Exercise brief - Your response should be the complete listing, returned exactly as written.

Task data -
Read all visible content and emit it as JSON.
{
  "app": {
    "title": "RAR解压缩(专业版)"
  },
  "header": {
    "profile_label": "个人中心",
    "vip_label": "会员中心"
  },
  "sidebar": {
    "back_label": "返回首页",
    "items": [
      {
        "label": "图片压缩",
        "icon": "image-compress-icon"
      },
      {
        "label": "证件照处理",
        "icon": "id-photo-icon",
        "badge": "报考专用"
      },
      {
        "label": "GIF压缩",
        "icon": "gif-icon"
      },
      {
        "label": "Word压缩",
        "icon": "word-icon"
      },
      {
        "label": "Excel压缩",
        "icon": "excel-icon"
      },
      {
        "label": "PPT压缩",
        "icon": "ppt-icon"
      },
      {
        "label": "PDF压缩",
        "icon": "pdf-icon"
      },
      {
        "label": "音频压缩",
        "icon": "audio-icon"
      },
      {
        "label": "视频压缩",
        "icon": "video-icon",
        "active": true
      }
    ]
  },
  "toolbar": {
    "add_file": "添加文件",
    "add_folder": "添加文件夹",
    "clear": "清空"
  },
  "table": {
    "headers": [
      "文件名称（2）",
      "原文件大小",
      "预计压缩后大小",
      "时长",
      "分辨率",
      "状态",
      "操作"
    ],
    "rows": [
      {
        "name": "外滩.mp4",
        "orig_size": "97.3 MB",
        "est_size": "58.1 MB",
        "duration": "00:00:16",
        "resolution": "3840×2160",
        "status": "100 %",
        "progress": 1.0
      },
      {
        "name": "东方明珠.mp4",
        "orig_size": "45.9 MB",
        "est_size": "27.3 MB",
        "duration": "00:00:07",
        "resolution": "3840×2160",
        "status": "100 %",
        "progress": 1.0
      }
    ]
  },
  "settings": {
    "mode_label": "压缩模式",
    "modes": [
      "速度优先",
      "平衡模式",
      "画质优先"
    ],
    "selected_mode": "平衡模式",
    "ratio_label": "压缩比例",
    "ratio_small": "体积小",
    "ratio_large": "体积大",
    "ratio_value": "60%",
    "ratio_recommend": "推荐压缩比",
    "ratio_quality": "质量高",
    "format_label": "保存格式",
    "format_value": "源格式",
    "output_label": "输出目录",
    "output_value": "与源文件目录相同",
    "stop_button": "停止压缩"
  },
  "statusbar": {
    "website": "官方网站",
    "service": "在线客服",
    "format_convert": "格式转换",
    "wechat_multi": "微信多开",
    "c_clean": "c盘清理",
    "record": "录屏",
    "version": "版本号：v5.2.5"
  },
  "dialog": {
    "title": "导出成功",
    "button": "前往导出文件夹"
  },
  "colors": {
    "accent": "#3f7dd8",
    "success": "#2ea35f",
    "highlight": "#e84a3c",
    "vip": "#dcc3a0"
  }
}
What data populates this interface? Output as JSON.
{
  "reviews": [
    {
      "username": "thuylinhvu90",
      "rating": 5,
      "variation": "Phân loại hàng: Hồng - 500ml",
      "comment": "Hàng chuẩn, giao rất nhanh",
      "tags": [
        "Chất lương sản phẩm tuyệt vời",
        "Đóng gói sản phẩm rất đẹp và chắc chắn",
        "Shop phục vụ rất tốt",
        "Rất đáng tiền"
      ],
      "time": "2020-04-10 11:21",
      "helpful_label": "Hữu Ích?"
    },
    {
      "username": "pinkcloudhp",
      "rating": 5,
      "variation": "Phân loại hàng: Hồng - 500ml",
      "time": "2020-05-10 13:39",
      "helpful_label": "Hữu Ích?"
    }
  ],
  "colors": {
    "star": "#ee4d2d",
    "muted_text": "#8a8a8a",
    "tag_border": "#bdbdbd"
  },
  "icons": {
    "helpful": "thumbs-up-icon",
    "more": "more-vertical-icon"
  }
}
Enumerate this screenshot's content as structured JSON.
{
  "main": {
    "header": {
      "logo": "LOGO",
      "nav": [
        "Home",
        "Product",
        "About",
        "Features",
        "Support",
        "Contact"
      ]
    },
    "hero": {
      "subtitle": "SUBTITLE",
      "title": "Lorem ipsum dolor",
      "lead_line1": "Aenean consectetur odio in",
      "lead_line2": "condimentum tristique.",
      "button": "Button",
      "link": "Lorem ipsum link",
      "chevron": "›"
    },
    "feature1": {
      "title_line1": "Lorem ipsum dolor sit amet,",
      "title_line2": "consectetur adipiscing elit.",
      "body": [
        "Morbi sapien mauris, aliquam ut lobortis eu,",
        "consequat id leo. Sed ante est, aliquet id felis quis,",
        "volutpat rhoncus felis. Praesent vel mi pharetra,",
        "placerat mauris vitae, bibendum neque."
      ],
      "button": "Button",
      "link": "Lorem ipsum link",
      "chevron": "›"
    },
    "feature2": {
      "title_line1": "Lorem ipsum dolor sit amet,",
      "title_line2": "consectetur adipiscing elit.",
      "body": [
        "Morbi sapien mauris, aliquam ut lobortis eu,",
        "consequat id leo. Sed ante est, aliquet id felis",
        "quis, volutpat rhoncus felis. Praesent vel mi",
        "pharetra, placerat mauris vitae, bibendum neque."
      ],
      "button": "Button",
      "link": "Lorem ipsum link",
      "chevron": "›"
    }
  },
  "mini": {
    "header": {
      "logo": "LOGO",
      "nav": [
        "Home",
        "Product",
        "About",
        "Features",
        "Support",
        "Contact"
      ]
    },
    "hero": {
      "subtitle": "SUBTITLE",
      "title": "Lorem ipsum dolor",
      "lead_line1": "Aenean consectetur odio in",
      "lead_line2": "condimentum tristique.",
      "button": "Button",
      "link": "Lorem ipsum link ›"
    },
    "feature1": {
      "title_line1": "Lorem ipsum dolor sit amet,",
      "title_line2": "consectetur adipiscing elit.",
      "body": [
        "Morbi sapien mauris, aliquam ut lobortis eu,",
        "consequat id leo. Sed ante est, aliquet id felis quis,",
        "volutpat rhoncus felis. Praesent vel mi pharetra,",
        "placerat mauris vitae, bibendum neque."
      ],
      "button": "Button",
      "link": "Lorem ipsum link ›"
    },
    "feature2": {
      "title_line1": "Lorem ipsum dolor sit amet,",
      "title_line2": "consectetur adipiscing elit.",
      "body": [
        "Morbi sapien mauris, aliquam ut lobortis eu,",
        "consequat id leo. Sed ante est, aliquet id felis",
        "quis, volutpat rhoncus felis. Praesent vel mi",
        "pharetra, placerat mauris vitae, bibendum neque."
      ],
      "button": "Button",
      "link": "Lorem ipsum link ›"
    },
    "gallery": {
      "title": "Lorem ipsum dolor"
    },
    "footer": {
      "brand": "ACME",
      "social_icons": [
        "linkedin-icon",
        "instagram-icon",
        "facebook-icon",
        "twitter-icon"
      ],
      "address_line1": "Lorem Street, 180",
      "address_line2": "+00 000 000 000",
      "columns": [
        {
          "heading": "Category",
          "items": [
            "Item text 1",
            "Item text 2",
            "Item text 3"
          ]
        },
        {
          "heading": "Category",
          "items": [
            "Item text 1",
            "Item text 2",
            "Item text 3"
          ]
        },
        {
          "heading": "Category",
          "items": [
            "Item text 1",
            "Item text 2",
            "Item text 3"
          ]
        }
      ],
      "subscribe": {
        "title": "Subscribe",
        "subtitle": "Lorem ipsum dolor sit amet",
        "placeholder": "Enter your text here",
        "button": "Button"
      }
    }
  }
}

Written solution -
Read all visible content and emit it as JSON.
{
  "app": {
    "title": "RAR解压缩(专业版)"
  },
  "header": {
    "profile_label": "个人中心",
    "vip_label": "会员中心"
  },
  "sidebar": {
    "back_label": "返回首页",
    "items": [
      {
        "label": "图片压缩",
        "icon": "image-compress-icon"
      },
      {
        "label": "证件照处理",
        "icon": "id-photo-icon",
        "badge": "报考专用"
      },
      {
        "label": "GIF压缩",
        "icon": "gif-icon"
      },
      {
        "label": "Word压缩",
        "icon": "word-icon"
      },
      {
        "label": "Excel压缩",
        "icon": "excel-icon"
      },
      {
        "label": "PPT压缩",
        "icon": "ppt-icon"
      },
      {
        "label": "PDF压缩",
        "icon": "pdf-icon"
      },
      {
        "label": "音频压缩",
        "icon": "audio-icon"
      },
      {
        "label": "视频压缩",
        "icon": "video-icon",
        "active": true
      }
    ]
  },
  "toolbar": {
    "add_file": "添加文件",
    "add_folder": "添加文件夹",
    "clear": "清空"
  },
  "table": {
    "headers": [
      "文件名称（2）",
      "原文件大小",
      "预计压缩后大小",
      "时长",
      "分辨率",
      "状态",
      "操作"
    ],
    "rows": [
      {
        "name": "外滩.mp4",
        "orig_size": "97.3 MB",
        "est_size": "58.1 MB",
        "duration": "00:00:16",
        "resolution": "3840×2160",
        "status": "100 %",
        "progress": 1.0
      },
      {
        "name": "东方明珠.mp4",
        "orig_size": "45.9 MB",
        "est_size": "27.3 MB",
        "duration": "00:00:07",
        "resolution": "3840×2160",
        "status": "100 %",
        "progress": 1.0
      }
    ]
  },
  "settings": {
    "mode_label": "压缩模式",
    "modes": [
      "速度优先",
      "平衡模式",
      "画质优先"
    ],
    "selected_mode": "平衡模式",
    "ratio_label": "压缩比例",
    "ratio_small": "体积小",
    "ratio_large": "体积大",
    "ratio_value": "60%",
    "ratio_recommend": "推荐压缩比",
    "ratio_quality": "质量高",
    "format_label": "保存格式",
    "format_value": "源格式",
    "output_label": "输出目录",
    "output_value": "与源文件目录相同",
    "stop_button": "停止压缩"
  },
  "statusbar": {
    "website": "官方网站",
    "service": "在线客服",
    "format_convert": "格式转换",
    "wechat_multi": "微信多开",
    "c_clean": "c盘清理",
    "record": "录屏",
    "version": "版本号：v5.2.5"
  },
  "dialog": {
    "title": "导出成功",
    "button": "前往导出文件夹"
  },
  "colors": {
    "accent": "#3f7dd8",
    "success": "#2ea35f",
    "highlight": "#e84a3c",
    "vip": "#dcc3a0"
  }
}
What data populates this interface? Output as JSON.
{
  "reviews": [
    {
      "username": "thuylinhvu90",
      "rating": 5,
      "variation": "Phân loại hàng: Hồng - 500ml",
      "comment": "Hàng chuẩn, giao rất nhanh",
      "tags": [
        "Chất lương sản phẩm tuyệt vời",
        "Đóng gói sản phẩm rất đẹp và chắc chắn",
        "Shop phục vụ rất tốt",
        "Rất đáng tiền"
      ],
      "time": "2020-04-10 11:21",
      "helpful_label": "Hữu Ích?"
    },
    {
      "username": "pinkcloudhp",
      "rating": 5,
      "variation": "Phân loại hàng: Hồng - 500ml",
      "time": "2020-05-10 13:39",
      "helpful_label": "Hữu Ích?"
    }
  ],
  "colors": {
    "star": "#ee4d2d",
    "muted_text": "#8a8a8a",
    "tag_border": "#bdbdbd"
  },
  "icons": {
    "helpful": "thumbs-up-icon",
    "more": "more-vertical-icon"
  }
}
Enumerate this screenshot's content as structured JSON.
{
  "main": {
    "header": {
      "logo": "LOGO",
      "nav": [
        "Home",
        "Product",
        "About",
        "Features",
        "Support",
        "Contact"
      ]
    },
    "hero": {
      "subtitle": "SUBTITLE",
      "title": "Lorem ipsum dolor",
      "lead_line1": "Aenean consectetur odio in",
      "lead_line2": "condimentum tristique.",
      "button": "Button",
      "link": "Lorem ipsum link",
      "chevron": "›"
    },
    "feature1": {
      "title_line1": "Lorem ipsum dolor sit amet,",
      "title_line2": "consectetur adipiscing elit.",
      "body": [
        "Morbi sapien mauris, aliquam ut lobortis eu,",
        "consequat id leo. Sed ante est, aliquet id felis quis,",
        "volutpat rhoncus felis. Praesent vel mi pharetra,",
        "placerat mauris vitae, bibendum neque."
      ],
      "button": "Button",
      "link": "Lorem ipsum link",
      "chevron": "›"
    },
    "feature2": {
      "title_line1": "Lorem ipsum dolor sit amet,",
      "title_line2": "consectetur adipiscing elit.",
      "body": [
        "Morbi sapien mauris, aliquam ut lobortis eu,",
        "consequat id leo. Sed ante est, aliquet id felis",
        "quis, volutpat rhoncus felis. Praesent vel mi",
        "pharetra, placerat mauris vitae, bibendum neque."
      ],
      "button": "Button",
      "link": "Lorem ipsum link",
      "chevron": "›"
    }
  },
  "mini": {
    "header": {
      "logo": "LOGO",
      "nav": [
        "Home",
        "Product",
        "About",
        "Features",
        "Support",
        "Contact"
      ]
    },
    "hero": {
      "subtitle": "SUBTITLE",
      "title": "Lorem ipsum dolor",
      "lead_line1": "Aenean consectetur odio in",
      "lead_line2": "condimentum tristique.",
      "button": "Button",
      "link": "Lorem ipsum link ›"
    },
    "feature1": {
      "title_line1": "Lorem ipsum dolor sit amet,",
      "title_line2": "consectetur adipiscing elit.",
      "body": [
        "Morbi sapien mauris, aliquam ut lobortis eu,",
        "consequat id leo. Sed ante est, aliquet id felis quis,",
        "volutpat rhoncus felis. Praesent vel mi pharetra,",
        "placerat mauris vitae, bibendum neque."
      ],
      "button": "Button",
      "link": "Lorem ipsum link ›"
    },
    "feature2": {
      "title_line1": "Lorem ipsum dolor sit amet,",
      "title_line2": "consectetur adipiscing elit.",
      "body": [
        "Morbi sapien mauris, aliquam ut lobortis eu,",
        "consequat id leo. Sed ante est, aliquet id felis",
        "quis, volutpat rhoncus felis. Praesent vel mi",
        "pharetra, placerat mauris vitae, bibendum neque."
      ],
      "button": "Button",
      "link": "Lorem ipsum link ›"
    },
    "gallery": {
      "title": "Lorem ipsum dolor"
    },
    "footer": {
      "brand": "ACME",
      "social_icons": [
        "linkedin-icon",
        "instagram-icon",
        "facebook-icon",
        "twitter-icon"
      ],
      "address_line1": "Lorem Street, 180",
      "address_line2": "+00 000 000 000",
      "columns": [
        {
          "heading": "Category",
          "items": [
            "Item text 1",
            "Item text 2",
            "Item text 3"
          ]
        },
        {
          "heading": "Category",
          "items": [
            "Item text 1",
            "Item text 2",
            "Item text 3"
          ]
        },
        {
          "heading": "Category",
          "items": [
            "Item text 1",
            "Item text 2",
            "Item text 3"
          ]
        }
      ],
      "subscribe": {
        "title": "Subscribe",
        "subtitle": "Lorem ipsum dolor sit amet",
        "placeholder": "Enter your text here",
        "button": "Button"
      }
    }
  }
}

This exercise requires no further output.